** Given information follows **

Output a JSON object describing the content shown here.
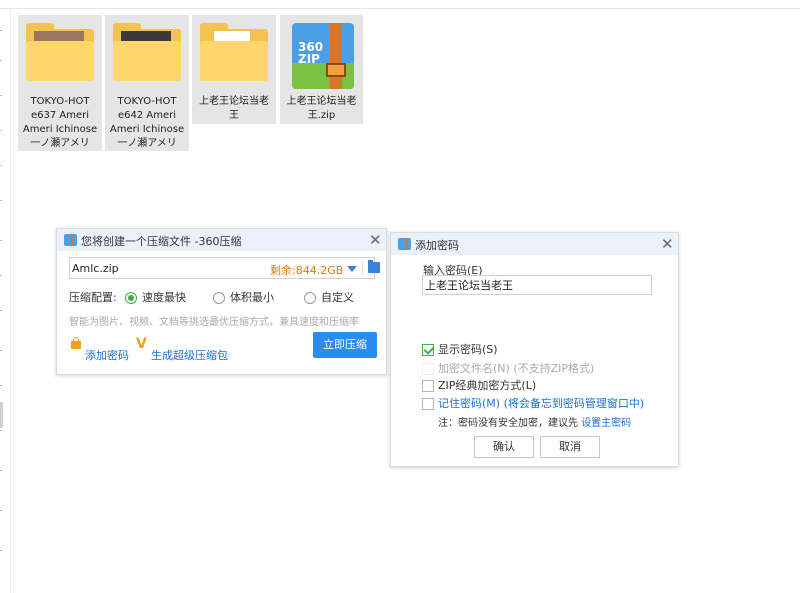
{
  "files": [
    {
      "name": "TOKYO-HOT\ne637 Ameri\nAmeri Ichinose\n一ノ瀬アメリ",
      "type": "folder"
    },
    {
      "name": "TOKYO-HOT\ne642 Ameri\nAmeri Ichinose\n一ノ瀬アメリ",
      "type": "folder"
    },
    {
      "name": "上老王论坛当老\n王",
      "type": "folder"
    },
    {
      "name": "上老王论坛当老\n王.zip",
      "type": "zip",
      "icon_text": "360\nZIP"
    }
  ],
  "compress_dialog": {
    "title": "您将创建一个压缩文件 -360压缩",
    "filename": "Amlc.zip",
    "free_space": "剩余:844.2GB",
    "config_label": "压缩配置:",
    "options": [
      "速度最快",
      "体积最小",
      "自定义"
    ],
    "selected_option": "速度最快",
    "hint": "智能为图片、视频、文档等挑选最优压缩方式，兼具速度和压缩率",
    "add_password": "添加密码",
    "super_zip": "生成超级压缩包",
    "compress_now": "立即压缩"
  },
  "password_dialog": {
    "title": "添加密码",
    "input_label": "输入密码(E)",
    "password_value": "上老王论坛当老王",
    "show_password": {
      "label": "显示密码(S)",
      "checked": true
    },
    "encrypt_filename": {
      "label": "加密文件名(N) (不支持ZIP格式)",
      "checked": false,
      "disabled": true
    },
    "zip_classic": {
      "label": "ZIP经典加密方式(L)",
      "checked": false
    },
    "remember_password": {
      "label": "记住密码(M)",
      "extra": "(将会备忘到密码管理窗口中)",
      "checked": false
    },
    "note_prefix": "注：密码没有安全加密，建议先 ",
    "note_link": "设置主密码",
    "ok": "确认",
    "cancel": "取消"
  },
  "colors": {
    "accent": "#2b8cf0",
    "check": "#3fae49",
    "free_space": "#e07a10",
    "title_bar": "#eaf1fb"
  }
}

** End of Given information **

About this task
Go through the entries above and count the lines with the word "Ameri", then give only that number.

Solution to the problem
2